Each line that contains the word "Could" is to be copied from the records below.

------------

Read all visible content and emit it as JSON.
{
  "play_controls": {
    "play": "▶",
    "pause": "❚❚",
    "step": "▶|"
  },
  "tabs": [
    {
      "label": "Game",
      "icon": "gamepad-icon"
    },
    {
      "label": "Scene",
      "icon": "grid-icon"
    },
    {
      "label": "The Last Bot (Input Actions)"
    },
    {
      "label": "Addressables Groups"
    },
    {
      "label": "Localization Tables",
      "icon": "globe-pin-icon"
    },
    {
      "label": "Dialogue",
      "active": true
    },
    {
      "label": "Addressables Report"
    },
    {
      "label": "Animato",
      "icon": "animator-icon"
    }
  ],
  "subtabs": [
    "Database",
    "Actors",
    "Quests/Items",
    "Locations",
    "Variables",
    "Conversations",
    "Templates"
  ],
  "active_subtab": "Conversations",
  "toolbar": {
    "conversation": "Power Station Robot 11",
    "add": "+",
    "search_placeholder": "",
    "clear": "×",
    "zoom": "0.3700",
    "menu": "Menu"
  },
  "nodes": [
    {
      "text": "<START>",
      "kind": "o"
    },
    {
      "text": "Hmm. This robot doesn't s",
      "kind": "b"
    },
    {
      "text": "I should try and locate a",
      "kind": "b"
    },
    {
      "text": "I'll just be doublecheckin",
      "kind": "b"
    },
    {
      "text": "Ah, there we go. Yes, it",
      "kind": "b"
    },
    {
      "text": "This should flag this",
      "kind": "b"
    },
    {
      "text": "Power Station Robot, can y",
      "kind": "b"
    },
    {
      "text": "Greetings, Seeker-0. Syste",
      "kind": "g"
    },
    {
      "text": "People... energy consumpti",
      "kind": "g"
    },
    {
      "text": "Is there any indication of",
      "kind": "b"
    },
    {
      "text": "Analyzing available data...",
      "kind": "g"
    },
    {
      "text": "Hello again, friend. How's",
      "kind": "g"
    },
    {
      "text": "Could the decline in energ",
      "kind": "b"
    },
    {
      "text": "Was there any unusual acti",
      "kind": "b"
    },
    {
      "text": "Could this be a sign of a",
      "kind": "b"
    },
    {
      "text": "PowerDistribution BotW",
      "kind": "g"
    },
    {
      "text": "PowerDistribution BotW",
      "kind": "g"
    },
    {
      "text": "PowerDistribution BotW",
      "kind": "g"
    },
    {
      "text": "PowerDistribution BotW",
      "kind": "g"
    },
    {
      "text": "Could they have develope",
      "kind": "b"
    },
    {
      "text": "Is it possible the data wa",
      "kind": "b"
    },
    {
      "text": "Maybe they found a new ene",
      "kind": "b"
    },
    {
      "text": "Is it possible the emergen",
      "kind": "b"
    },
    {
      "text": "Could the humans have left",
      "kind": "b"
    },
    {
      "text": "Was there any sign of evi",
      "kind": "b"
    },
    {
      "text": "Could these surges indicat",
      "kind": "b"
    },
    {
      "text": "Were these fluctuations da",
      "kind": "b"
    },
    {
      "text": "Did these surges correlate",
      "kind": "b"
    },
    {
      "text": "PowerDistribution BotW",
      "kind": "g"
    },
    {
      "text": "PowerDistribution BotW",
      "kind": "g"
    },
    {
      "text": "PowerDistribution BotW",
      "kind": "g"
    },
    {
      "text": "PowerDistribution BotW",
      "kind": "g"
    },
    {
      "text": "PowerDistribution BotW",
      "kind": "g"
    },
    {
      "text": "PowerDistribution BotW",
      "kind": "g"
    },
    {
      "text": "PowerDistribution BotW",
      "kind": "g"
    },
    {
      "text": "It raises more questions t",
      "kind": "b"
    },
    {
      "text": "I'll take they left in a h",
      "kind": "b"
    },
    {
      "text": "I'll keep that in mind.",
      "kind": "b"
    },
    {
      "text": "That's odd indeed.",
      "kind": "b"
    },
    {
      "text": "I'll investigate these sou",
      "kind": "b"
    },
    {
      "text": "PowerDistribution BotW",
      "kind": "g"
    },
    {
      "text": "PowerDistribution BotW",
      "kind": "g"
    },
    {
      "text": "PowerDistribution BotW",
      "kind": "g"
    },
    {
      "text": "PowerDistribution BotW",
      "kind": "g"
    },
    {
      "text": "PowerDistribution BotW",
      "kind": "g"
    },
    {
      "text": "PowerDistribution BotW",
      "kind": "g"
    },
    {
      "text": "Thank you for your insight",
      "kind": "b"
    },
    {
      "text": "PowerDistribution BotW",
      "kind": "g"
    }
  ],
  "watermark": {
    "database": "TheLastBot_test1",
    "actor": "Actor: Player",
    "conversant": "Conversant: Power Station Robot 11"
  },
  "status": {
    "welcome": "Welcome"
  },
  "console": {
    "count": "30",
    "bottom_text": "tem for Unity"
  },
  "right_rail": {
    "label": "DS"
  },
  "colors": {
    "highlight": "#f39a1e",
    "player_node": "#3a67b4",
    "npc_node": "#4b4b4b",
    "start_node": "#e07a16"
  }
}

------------

§ **WRITTEN REPLY**:
      "text": "Could the decline in energ",
      "text": "Could this be a sign of a",
      "text": "Could they have develope",
      "text": "Could the humans have left",
      "text": "Could these surges indicat",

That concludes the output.